He's not so much an unreliable narrator as a not fully-comprehending one. He gives us bits of a picture and we have to fit them together and supply missing connections. There were three men (as in the story frame)- citizen soldiers who had bonded across rank and class in a shared love of the works of Jane Austen. For Humberstall- interpreting what he doesn't know in terms of what he does- this bond is a kind of Masonry. One of the men- the alcoholic professor, now mess steward- tutors Humberstall in Austen- for cash- and he gets to enter the "lodge". The unit receives a direct hit from a bomb- in the last great German offensive of the war- and the other three are killed. Humberstall is the last of the Janeites. Only he isn't. He carries on talking Austen- because Austen has taken him over- and a nursing sister- a fellow initiate- finds him a place on an over-crowded hospital train.

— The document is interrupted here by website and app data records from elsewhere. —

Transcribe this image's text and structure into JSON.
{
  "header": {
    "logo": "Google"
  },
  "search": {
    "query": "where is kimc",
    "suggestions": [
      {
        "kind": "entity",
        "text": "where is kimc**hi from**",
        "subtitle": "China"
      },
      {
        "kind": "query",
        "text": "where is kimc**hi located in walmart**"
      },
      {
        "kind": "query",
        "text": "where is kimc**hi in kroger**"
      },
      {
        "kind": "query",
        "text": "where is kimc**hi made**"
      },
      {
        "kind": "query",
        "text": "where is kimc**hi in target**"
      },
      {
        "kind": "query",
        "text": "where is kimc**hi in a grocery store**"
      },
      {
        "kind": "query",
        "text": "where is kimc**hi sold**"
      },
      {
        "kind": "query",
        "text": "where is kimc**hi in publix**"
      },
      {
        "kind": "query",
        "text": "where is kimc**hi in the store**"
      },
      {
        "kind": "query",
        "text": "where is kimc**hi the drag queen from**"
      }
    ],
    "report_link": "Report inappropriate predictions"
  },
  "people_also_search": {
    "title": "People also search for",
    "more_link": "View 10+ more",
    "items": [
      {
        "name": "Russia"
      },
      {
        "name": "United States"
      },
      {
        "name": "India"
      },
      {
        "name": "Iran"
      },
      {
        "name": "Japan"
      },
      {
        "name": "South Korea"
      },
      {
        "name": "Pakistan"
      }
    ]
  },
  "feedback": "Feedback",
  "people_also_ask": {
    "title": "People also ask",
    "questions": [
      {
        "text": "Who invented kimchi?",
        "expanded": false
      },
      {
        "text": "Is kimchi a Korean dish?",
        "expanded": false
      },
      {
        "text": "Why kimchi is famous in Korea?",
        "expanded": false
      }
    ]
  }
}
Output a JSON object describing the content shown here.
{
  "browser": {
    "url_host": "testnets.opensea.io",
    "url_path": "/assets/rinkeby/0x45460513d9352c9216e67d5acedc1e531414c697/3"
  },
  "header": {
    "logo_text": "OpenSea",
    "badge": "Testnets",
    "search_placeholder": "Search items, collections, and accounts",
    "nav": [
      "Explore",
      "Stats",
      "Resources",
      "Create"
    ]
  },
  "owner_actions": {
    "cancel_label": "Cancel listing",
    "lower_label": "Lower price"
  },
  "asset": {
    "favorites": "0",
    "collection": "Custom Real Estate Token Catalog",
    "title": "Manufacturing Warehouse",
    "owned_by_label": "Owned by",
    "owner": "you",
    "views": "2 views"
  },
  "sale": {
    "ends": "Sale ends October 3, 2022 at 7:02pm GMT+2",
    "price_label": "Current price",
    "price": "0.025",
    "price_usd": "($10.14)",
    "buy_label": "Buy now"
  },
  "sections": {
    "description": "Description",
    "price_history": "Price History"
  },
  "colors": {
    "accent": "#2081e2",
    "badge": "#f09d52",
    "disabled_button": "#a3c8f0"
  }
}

It's a story about war, healing, class and the redemptive and enduring power of art. It's a text that keeps on giving.
Kipling is a master craftsman- a writer who weighed the value of every word. Which makes him a lot like Joyce, when you come to think of it- a comparison I think worth making because it suggests how modern, how experimental a writer he is. Also, like Joyce, he demands very careful reading- with full attention to the sub-text. Again like Joyce- he must be an absolute bugger to translate. His place in the canon has been denied him because the literary establishment doesn't like his politics- though he never dabbled in fascism- as so many of the gold-standard modernists did- and he wasn't an anti-semite either. Certain of his things are ridiculously popular, others- like the Janeites- will probably only ever appeal to the few.
It has always annoyed me that the world doesn't "get" Kipling- that it's still dismissing him as a bristle-moustached jingo ("Such a coarse soul" as one of my University tutors protested) when he's actually so subtle, so humane, so very great - but on the other hand there's a pleasure in belonging to a small band of initiates- bonding across all manner of divisions- in our shared love for a favourite, undervalued writer. I've met some of my brothers and sisters here on LJ.
You know who you are, my fellow Kiplingites.